Family Wellness

What Parents Need to Know About Teens and Opioids

April 17th, 2018
Teen buys opioids from a drug dealer.

As the opioid epidemic spreads across the country, the number of opioid-related overdoses among teens continues to rise. According to the Center for Disease Control and Prevention (CDC), the number of deadly overdoses has more than doubled in the last decade. Experts say this is due to the availability of opioids ⎼ prescription painkillers, heroin, and fentanyl. But teens are not just taking more opioids than before, they are also mixing them with other substances. Data from the National Institute on Drug Abuse shows that seven out of ten teens who abuse opioids use them alongside other drugs and alcohol, significantly increasing their chances of overdosing.

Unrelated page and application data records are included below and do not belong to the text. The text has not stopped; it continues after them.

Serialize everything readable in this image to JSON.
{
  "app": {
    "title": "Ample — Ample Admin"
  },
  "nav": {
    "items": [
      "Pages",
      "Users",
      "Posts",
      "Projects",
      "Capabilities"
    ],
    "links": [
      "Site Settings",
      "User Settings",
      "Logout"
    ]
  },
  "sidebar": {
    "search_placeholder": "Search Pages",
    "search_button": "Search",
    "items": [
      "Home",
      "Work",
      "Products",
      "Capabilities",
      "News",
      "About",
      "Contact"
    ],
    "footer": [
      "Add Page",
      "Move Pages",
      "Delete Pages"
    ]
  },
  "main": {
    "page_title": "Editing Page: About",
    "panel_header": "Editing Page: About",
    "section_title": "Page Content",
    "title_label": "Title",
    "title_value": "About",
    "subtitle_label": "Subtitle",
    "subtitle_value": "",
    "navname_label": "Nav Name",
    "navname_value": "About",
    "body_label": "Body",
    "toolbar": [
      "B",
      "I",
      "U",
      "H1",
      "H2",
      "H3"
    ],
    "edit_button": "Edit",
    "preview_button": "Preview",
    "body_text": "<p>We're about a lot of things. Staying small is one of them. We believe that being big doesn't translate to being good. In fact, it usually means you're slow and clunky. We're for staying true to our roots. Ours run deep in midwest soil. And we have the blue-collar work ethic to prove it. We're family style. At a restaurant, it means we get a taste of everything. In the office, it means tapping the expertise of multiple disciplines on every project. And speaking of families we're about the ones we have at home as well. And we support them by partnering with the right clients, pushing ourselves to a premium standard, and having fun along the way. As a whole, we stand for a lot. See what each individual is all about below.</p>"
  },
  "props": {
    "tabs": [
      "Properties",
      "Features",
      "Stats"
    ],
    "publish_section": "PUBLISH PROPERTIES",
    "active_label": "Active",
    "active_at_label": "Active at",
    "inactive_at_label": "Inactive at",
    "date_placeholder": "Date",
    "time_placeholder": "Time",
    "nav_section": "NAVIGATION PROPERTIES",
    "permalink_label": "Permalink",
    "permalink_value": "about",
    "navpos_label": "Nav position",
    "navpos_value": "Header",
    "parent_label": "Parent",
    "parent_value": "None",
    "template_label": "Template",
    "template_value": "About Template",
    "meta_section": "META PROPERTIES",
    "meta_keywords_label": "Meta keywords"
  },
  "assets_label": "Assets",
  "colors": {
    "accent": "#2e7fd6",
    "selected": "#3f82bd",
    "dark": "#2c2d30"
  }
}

But with prescription painkillers so easily available, what can you do as a parent to prevent your teen from using drugs? Educating yourself about drug use is an important first step. Most parents think that their child would never do drugs, let alone become addicted, but the truth is that addiction can happen to anyone. In the case of many student athletes, for example, it can happen by accident after becoming dependent on painkillers to soothe chronic pain from their injuries. It is important for you to know the signs of drug abuse and what you can do to help your teen stay safe.

Physical Signs of Opioid Abuse:

  • Severe drowsiness
  • Constipation
  • Changes in sleeping habits
  • Nausea
  • Confusion
  • Constricted pupils

Psychological Signs of Opioid Abuse:

  • Anxiety
  • Depression
  • Irritability
  • Lowered motivation
  • Euphoria
  • Mood changes

Behavioral Signs of Opioid Abuse:

  • Loss of interest in important activities
  • Slipping grades
  • Money missing from home
  • Change in friends
  • Behavioral problems
  • Spending more time alone

How to Talk to Your Teen About Opioids

In general, teens are not always the most open with their parents, but it is crucial that parents establish an open line of communication with their teen. These simple tips can help you talk to your teen about drugs.

Avoid Lectures

Sitting your teen down on the couch and telling them about the dangers of drug use will most likely result in a lot of eye rolling and “I know mom/dad.” Instead, keep the conversation casual. At the dinner table or in the car, bring up something you saw on the news about opioids. Try to find a story about someone their age they can connect with. Maybe talk about a celebrity who has overdosed, entered rehab, or recently revealed that they’re in recovery. Encourage them to participate in the conversation. Having a discussion with them rather than lecturing them will make your teen more likely to hear your message.

Start Early and Talk Often

You might think that your teen is too young to be affected by opioids, but the truth is that younger and younger kids are being exposed to these dangerous drugs. Cases of teens as young as 13 buying opioids online are not uncommon. It is never too soon to start talking about the dangers of drugs. Teens often think that prescription painkillers are safe because they are legal and given out by doctors. Educating them of the dangers of using them nonmedically is the best thing you can do for them.

How to Prevent Teen Opioid Abuse

You cannot watch over your teen all day long, but there are several things you can do to reduce their exposure to opioids and encourage them to be open with you about drug use.

Dispose of Any Unused Prescriptions

With over four billion prescriptions filled each year, it is easier than ever for teens to get their hands on powerful medications. Properly disposing of any unused medication can help you to safe guard your home.

Know Their Friends

Who your teen surrounds themselves with can have a tremendous impact on whether they will try opioids or not. It is important that you get to know your teen’s friends and their families. You should always be aware of the kind of environment your teen is exposed to.

Establish a Safety Policy

Teens tend to think that nothing can harm them, but when something does, it is important for your teen to feel comfortable enough to go to you for help. Establish a policy at home that encourages your teen to go to you whenever they are in trouble, without the fear of punishment. They need to know that you care about their safety above anything else.

The most important thing a parent can do to protect their teen from drugs is to be present. And if you suspect that they might be struggling with opioid abuse, don’t delay. Opioids are extremely addictive and dangerous. It is never too soon to reach out for help.


If you or a loved one is struggling with opioid addiction, we are here to help. Reach out to Mountainside by calling 888 833 4676.